3. Find a good balance for publishing frequency. Another top reason fans hit the “Unlike” button is because the company publishes too often, which gives fans of the page the feeling that they’re being flooded with updates. This can very easily become overwhelming and/or annoying, making it far more likely that fans will choose to unsubscribe from the page. On the other hand, though, 14% have “Unliked” a page because the company didn’t publish often enough. Publishing too infrequently leads the fans to either feel like there’s no point in remaining subscribed to the page, since they’re not getting any updates, or to lose interest in the company (and its page) and choose to unsubscribe. Find a posting frequency that maintains a good balance between these two extremes so you can keep your fans satisfied but still hungry for more. Which brings us to the final point…

4. Keep them coming back for more. The ExactTarget and CoTweet study we mentioned earlier found that 26% of Facebook users only “Liked” a business page to take advantage of a one-time offer. Running a Facebook contest or promotional offer can be a great strategy for attracting more fans to your page, but don’t let it stop there. Once they have “Liked” your page, keep them engaged. Give them more reasons to be excited they are fans of your page, whether it’s new offers, unique content, exciting company and industry updates, or fun games, quizzes, and contests. In other words, make your fans glad they found your page through that one-time offer, not because of that one-time offer alone.

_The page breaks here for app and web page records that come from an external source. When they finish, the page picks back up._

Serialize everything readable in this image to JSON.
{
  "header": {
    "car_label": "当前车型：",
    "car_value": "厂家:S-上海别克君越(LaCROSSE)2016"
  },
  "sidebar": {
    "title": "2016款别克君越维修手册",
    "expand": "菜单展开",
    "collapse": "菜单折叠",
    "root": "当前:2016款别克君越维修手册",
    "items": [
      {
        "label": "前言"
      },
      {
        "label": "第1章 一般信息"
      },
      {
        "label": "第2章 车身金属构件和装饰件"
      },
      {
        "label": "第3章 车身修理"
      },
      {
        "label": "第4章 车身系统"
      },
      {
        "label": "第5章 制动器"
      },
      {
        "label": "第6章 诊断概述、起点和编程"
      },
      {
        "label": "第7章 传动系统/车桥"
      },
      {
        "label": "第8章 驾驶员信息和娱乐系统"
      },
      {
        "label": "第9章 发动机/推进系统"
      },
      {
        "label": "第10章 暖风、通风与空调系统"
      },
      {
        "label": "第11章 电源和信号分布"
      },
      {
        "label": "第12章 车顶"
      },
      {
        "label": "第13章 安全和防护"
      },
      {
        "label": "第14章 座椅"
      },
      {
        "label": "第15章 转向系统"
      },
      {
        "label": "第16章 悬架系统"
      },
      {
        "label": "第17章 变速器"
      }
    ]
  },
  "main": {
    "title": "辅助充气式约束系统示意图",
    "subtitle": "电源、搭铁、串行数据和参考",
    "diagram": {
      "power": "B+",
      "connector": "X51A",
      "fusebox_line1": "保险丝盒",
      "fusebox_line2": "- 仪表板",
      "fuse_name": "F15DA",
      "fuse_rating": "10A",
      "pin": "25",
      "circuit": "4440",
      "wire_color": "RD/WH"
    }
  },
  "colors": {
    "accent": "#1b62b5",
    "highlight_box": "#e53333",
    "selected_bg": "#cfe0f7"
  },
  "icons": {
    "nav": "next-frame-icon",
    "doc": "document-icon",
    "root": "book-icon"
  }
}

There’s no shortage of ways to take advantage of a large fan base on Facebook to improve your marketing and extend your reach. So keep drawing in the fans, and once they’ve “Liked” you, use these tips to show them you’re too awesome to even consider “Unliking.”